- _What you are asked to do_
Please reproduce all entries word for word and omit their pictures.
[[ Exercise data open ]]
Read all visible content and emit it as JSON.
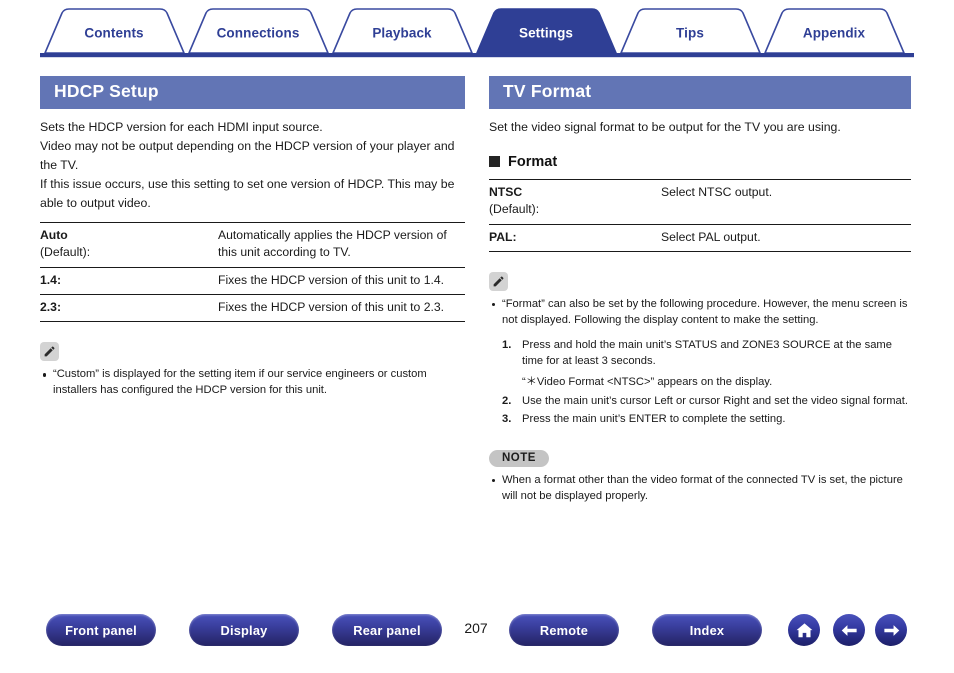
{
  "tabs": [
    {
      "label": "Contents",
      "active": false
    },
    {
      "label": "Connections",
      "active": false
    },
    {
      "label": "Playback",
      "active": false
    },
    {
      "label": "Settings",
      "active": true
    },
    {
      "label": "Tips",
      "active": false
    },
    {
      "label": "Appendix",
      "active": false
    }
  ],
  "colors": {
    "tab_active_bg": "#2f3f95",
    "tab_text": "#2f3f95",
    "section_header_bg": "#6275b5",
    "rule": "#2f3f95",
    "footer_pill": "#343a9e",
    "badge_gray": "#c4c4c4"
  },
  "left": {
    "header": "HDCP Setup",
    "paragraphs": [
      "Sets the HDCP version for each HDMI input source.",
      "Video may not be output depending on the HDCP version of your player and the TV.",
      "If this issue occurs, use this setting to set one version of HDCP. This may be able to output video."
    ],
    "table": [
      {
        "term_main": "Auto",
        "term_sub": "(Default):",
        "desc": "Automatically applies the HDCP version of this unit according to TV."
      },
      {
        "term_main": "1.4:",
        "term_sub": "",
        "desc": "Fixes the HDCP version of this unit to 1.4."
      },
      {
        "term_main": "2.3:",
        "term_sub": "",
        "desc": "Fixes the HDCP version of this unit to 2.3."
      }
    ],
    "note": {
      "icon": "pencil-icon",
      "bullets": [
        "“Custom” is displayed for the setting item if our service engineers or custom installers has configured the HDCP version for this unit."
      ]
    }
  },
  "right": {
    "header": "TV Format",
    "paragraphs": [
      "Set the video signal format to be output for the TV you are using."
    ],
    "sub_heading": "Format",
    "table": [
      {
        "term_main": "NTSC",
        "term_sub": "(Default):",
        "desc": "Select NTSC output."
      },
      {
        "term_main": "PAL:",
        "term_sub": "",
        "desc": "Select PAL output."
      }
    ],
    "tip": {
      "icon": "pencil-icon",
      "bullets": [
        "“Format” can also be set by the following procedure. However, the menu screen is not displayed. Following the display content to make the setting."
      ],
      "steps": [
        "Press and hold the main unit’s STATUS and ZONE3 SOURCE at the same time for at least 3 seconds.",
        "Use the main unit’s cursor Left or cursor Right and set the video signal format.",
        "Press the main unit’s ENTER to complete the setting."
      ],
      "step1_extra": "“＊Video Format <NTSC>” appears on the display."
    },
    "note": {
      "label": "NOTE",
      "bullets": [
        "When a format other than the video format of the connected TV is set, the picture will not be displayed properly."
      ]
    }
  },
  "footer": {
    "buttons": [
      {
        "label": "Front panel"
      },
      {
        "label": "Display"
      },
      {
        "label": "Rear panel"
      },
      {
        "label": "Remote"
      },
      {
        "label": "Index"
      }
    ],
    "page_number": "207",
    "icon_buttons": [
      {
        "name": "home-icon"
      },
      {
        "name": "arrow-left-icon"
      },
      {
        "name": "arrow-right-icon"
      }
    ]
  }
}
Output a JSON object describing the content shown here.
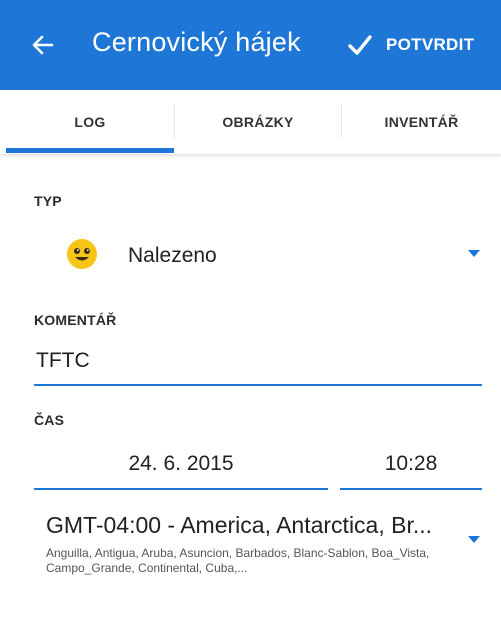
{
  "appbar": {
    "title": "Cernovický hájek",
    "confirm_label": "POTVRDIT",
    "color": "#1e77d6"
  },
  "tabs": [
    {
      "label": "LOG",
      "active": true
    },
    {
      "label": "OBRÁZKY",
      "active": false
    },
    {
      "label": "INVENTÁŘ",
      "active": false
    }
  ],
  "form": {
    "type_label": "TYP",
    "type_value": "Nalezeno",
    "type_icon": "smiley-found-icon",
    "comment_label": "KOMENTÁŘ",
    "comment_value": "TFTC",
    "time_label": "ČAS",
    "date_value": "24. 6. 2015",
    "time_value": "10:28",
    "timezone_title": "GMT-04:00 - America, Antarctica, Br...",
    "timezone_desc": "Anguilla, Antigua, Aruba, Asuncion, Barbados, Blanc-Sablon, Boa_Vista, Campo_Grande, Continental, Cuba,..."
  }
}
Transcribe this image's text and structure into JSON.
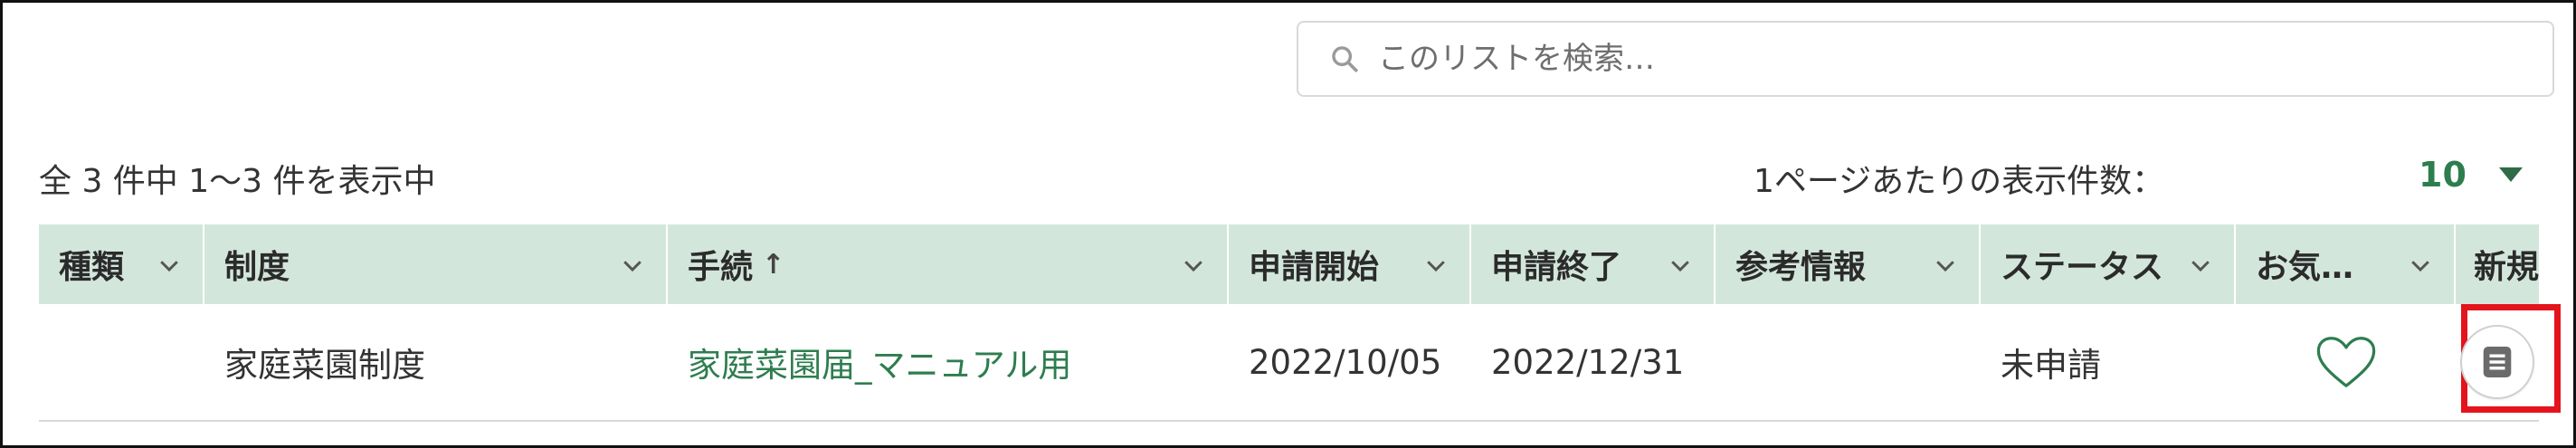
{
  "search": {
    "placeholder": "このリストを検索…"
  },
  "summary": {
    "result_text": "全 3 件中 1～3 件を表示中",
    "per_page_label": "1ページあたりの表示件数：",
    "per_page_value": "10"
  },
  "columns": [
    {
      "label": "種類"
    },
    {
      "label": "制度"
    },
    {
      "label": "手続",
      "sort": "↑"
    },
    {
      "label": "申請開始"
    },
    {
      "label": "申請終了"
    },
    {
      "label": "参考情報"
    },
    {
      "label": "ステータス"
    },
    {
      "label": "お気…"
    },
    {
      "label": "新規"
    }
  ],
  "rows": [
    {
      "type": "",
      "system": "家庭菜園制度",
      "procedure": "家庭菜園届_マニュアル用",
      "start": "2022/10/05",
      "end": "2022/12/31",
      "reference": "",
      "status": "未申請",
      "favorite_icon": "heart-outline-icon",
      "new_icon": "document-list-icon"
    }
  ],
  "colors": {
    "header_bg": "#d3e6dc",
    "link_green": "#2e7d4f",
    "highlight_red": "#e3141c"
  }
}
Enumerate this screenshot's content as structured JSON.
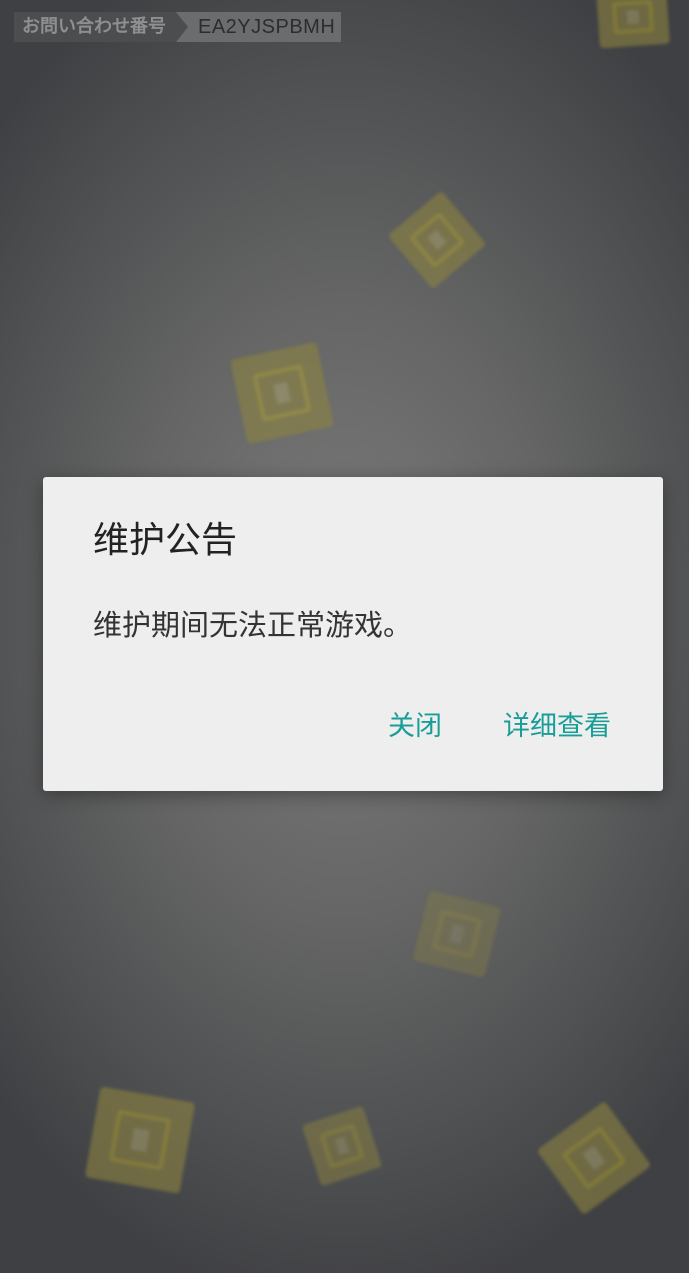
{
  "inquiry": {
    "label": "お問い合わせ番号",
    "code": "EA2YJSPBMH"
  },
  "dialog": {
    "title": "维护公告",
    "message": "维护期间无法正常游戏。",
    "close_label": "关闭",
    "details_label": "详细查看"
  },
  "colors": {
    "accent": "#199e97",
    "dialog_background": "#eeeeee",
    "deco_yellow": "#8c8340"
  },
  "decorations": {
    "icon": "yellow-box-icon",
    "count": 8
  }
}
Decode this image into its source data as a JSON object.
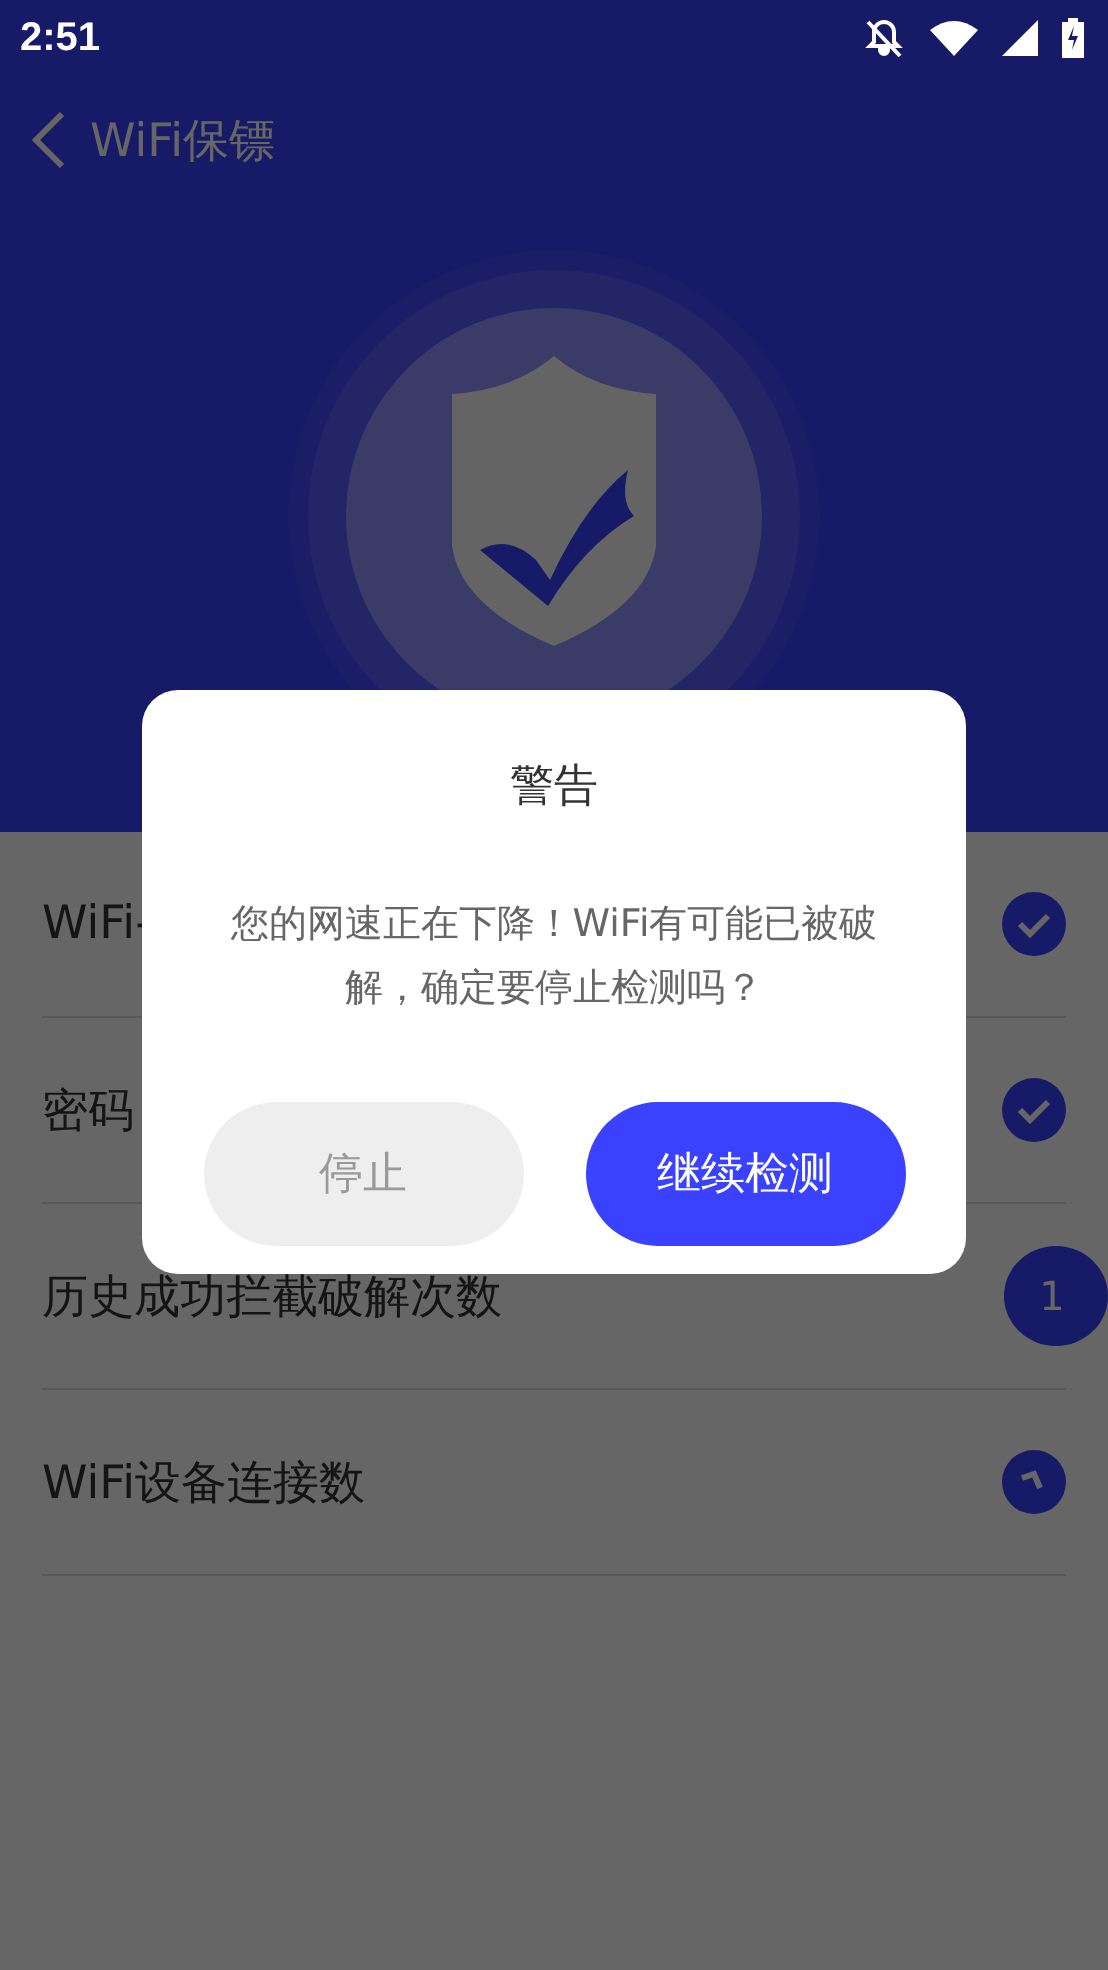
{
  "status_bar": {
    "time": "2:51"
  },
  "header": {
    "title": "WiFi保镖"
  },
  "rows": [
    {
      "label": "WiFi-",
      "kind": "check"
    },
    {
      "label": "密码",
      "kind": "check"
    },
    {
      "label": "历史成功拦截破解次数",
      "kind": "count",
      "value": "1"
    },
    {
      "label": "WiFi设备连接数",
      "kind": "progress"
    }
  ],
  "dialog": {
    "title": "警告",
    "message": "您的网速正在下降！WiFi有可能已被破解，确定要停止检测吗？",
    "buttons": [
      {
        "label": "停止",
        "kind": "secondary"
      },
      {
        "label": "继续检测",
        "kind": "primary"
      }
    ]
  }
}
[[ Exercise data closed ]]
- _Output_
Read all visible content and emit it as JSON.
{
  "tabs": [
    {
      "label": "Contents",
      "active": false
    },
    {
      "label": "Connections",
      "active": false
    },
    {
      "label": "Playback",
      "active": false
    },
    {
      "label": "Settings",
      "active": true
    },
    {
      "label": "Tips",
      "active": false
    },
    {
      "label": "Appendix",
      "active": false
    }
  ],
  "colors": {
    "tab_active_bg": "#2f3f95",
    "tab_text": "#2f3f95",
    "section_header_bg": "#6275b5",
    "rule": "#2f3f95",
    "footer_pill": "#343a9e",
    "badge_gray": "#c4c4c4"
  },
  "left": {
    "header": "HDCP Setup",
    "paragraphs": [
      "Sets the HDCP version for each HDMI input source.",
      "Video may not be output depending on the HDCP version of your player and the TV.",
      "If this issue occurs, use this setting to set one version of HDCP. This may be able to output video."
    ],
    "table": [
      {
        "term_main": "Auto",
        "term_sub": "(Default):",
        "desc": "Automatically applies the HDCP version of this unit according to TV."
      },
      {
        "term_main": "1.4:",
        "term_sub": "",
        "desc": "Fixes the HDCP version of this unit to 1.4."
      },
      {
        "term_main": "2.3:",
        "term_sub": "",
        "desc": "Fixes the HDCP version of this unit to 2.3."
      }
    ],
    "note": {
      "icon": "pencil-icon",
      "bullets": [
        "“Custom” is displayed for the setting item if our service engineers or custom installers has configured the HDCP version for this unit."
      ]
    }
  },
  "right": {
    "header": "TV Format",
    "paragraphs": [
      "Set the video signal format to be output for the TV you are using."
    ],
    "sub_heading": "Format",
    "table": [
      {
        "term_main": "NTSC",
        "term_sub": "(Default):",
        "desc": "Select NTSC output."
      },
      {
        "term_main": "PAL:",
        "term_sub": "",
        "desc": "Select PAL output."
      }
    ],
    "tip": {
      "icon": "pencil-icon",
      "bullets": [
        "“Format” can also be set by the following procedure. However, the menu screen is not displayed. Following the display content to make the setting."
      ],
      "steps": [
        "Press and hold the main unit’s STATUS and ZONE3 SOURCE at the same time for at least 3 seconds.",
        "Use the main unit’s cursor Left or cursor Right and set the video signal format.",
        "Press the main unit’s ENTER to complete the setting."
      ],
      "step1_extra": "“＊Video Format <NTSC>” appears on the display."
    },
    "note": {
      "label": "NOTE",
      "bullets": [
        "When a format other than the video format of the connected TV is set, the picture will not be displayed properly."
      ]
    }
  },
  "footer": {
    "buttons": [
      {
        "label": "Front panel"
      },
      {
        "label": "Display"
      },
      {
        "label": "Rear panel"
      },
      {
        "label": "Remote"
      },
      {
        "label": "Index"
      }
    ],
    "page_number": "207",
    "icon_buttons": [
      {
        "name": "home-icon"
      },
      {
        "name": "arrow-left-icon"
      },
      {
        "name": "arrow-right-icon"
      }
    ]
  }
}
Output a JSON object describing the content shown here.
{
  "appbar": {
    "title": "Cernovický hájek",
    "confirm_label": "POTVRDIT",
    "color": "#1e77d6"
  },
  "tabs": [
    {
      "label": "LOG",
      "active": true
    },
    {
      "label": "OBRÁZKY",
      "active": false
    },
    {
      "label": "INVENTÁŘ",
      "active": false
    }
  ],
  "form": {
    "type_label": "TYP",
    "type_value": "Nalezeno",
    "type_icon": "smiley-found-icon",
    "comment_label": "KOMENTÁŘ",
    "comment_value": "TFTC",
    "time_label": "ČAS",
    "date_value": "24. 6. 2015",
    "time_value": "10:28",
    "timezone_title": "GMT-04:00 - America, Antarctica, Br...",
    "timezone_desc": "Anguilla, Antigua, Aruba, Asuncion, Barbados, Blanc-Sablon, Boa_Vista, Campo_Grande, Continental, Cuba,..."
  }
}
Transcribe this image's text and structure into JSON.
{
  "search": {
    "placeholder": "このリストを検索…"
  },
  "summary": {
    "result_text": "全 3 件中 1～3 件を表示中",
    "per_page_label": "1ページあたりの表示件数：",
    "per_page_value": "10"
  },
  "columns": [
    {
      "label": "種類"
    },
    {
      "label": "制度"
    },
    {
      "label": "手続",
      "sort": "↑"
    },
    {
      "label": "申請開始"
    },
    {
      "label": "申請終了"
    },
    {
      "label": "参考情報"
    },
    {
      "label": "ステータス"
    },
    {
      "label": "お気…"
    },
    {
      "label": "新規"
    }
  ],
  "rows": [
    {
      "type": "",
      "system": "家庭菜園制度",
      "procedure": "家庭菜園届_マニュアル用",
      "start": "2022/10/05",
      "end": "2022/12/31",
      "reference": "",
      "status": "未申請",
      "favorite_icon": "heart-outline-icon",
      "new_icon": "document-list-icon"
    }
  ],
  "colors": {
    "header_bg": "#d3e6dc",
    "link_green": "#2e7d4f",
    "highlight_red": "#e3141c"
  }
}
Enumerate this screenshot's content as structured JSON.
{
  "inquiry": {
    "label": "お問い合わせ番号",
    "code": "EA2YJSPBMH"
  },
  "dialog": {
    "title": "维护公告",
    "message": "维护期间无法正常游戏。",
    "close_label": "关闭",
    "details_label": "详细查看"
  },
  "colors": {
    "accent": "#199e97",
    "dialog_background": "#eeeeee",
    "deco_yellow": "#8c8340"
  },
  "decorations": {
    "icon": "yellow-box-icon",
    "count": 8
  }
}
Decode this image into its source data as a JSON object.
{
  "status_bar": {
    "time": "2:51"
  },
  "header": {
    "title": "WiFi保镖"
  },
  "rows": [
    {
      "label": "WiFi-",
      "kind": "check"
    },
    {
      "label": "密码",
      "kind": "check"
    },
    {
      "label": "历史成功拦截破解次数",
      "kind": "count",
      "value": "1"
    },
    {
      "label": "WiFi设备连接数",
      "kind": "progress"
    }
  ],
  "dialog": {
    "title": "警告",
    "message": "您的网速正在下降！WiFi有可能已被破解，确定要停止检测吗？",
    "buttons": [
      {
        "label": "停止",
        "kind": "secondary"
      },
      {
        "label": "继续检测",
        "kind": "primary"
      }
    ]
  }
}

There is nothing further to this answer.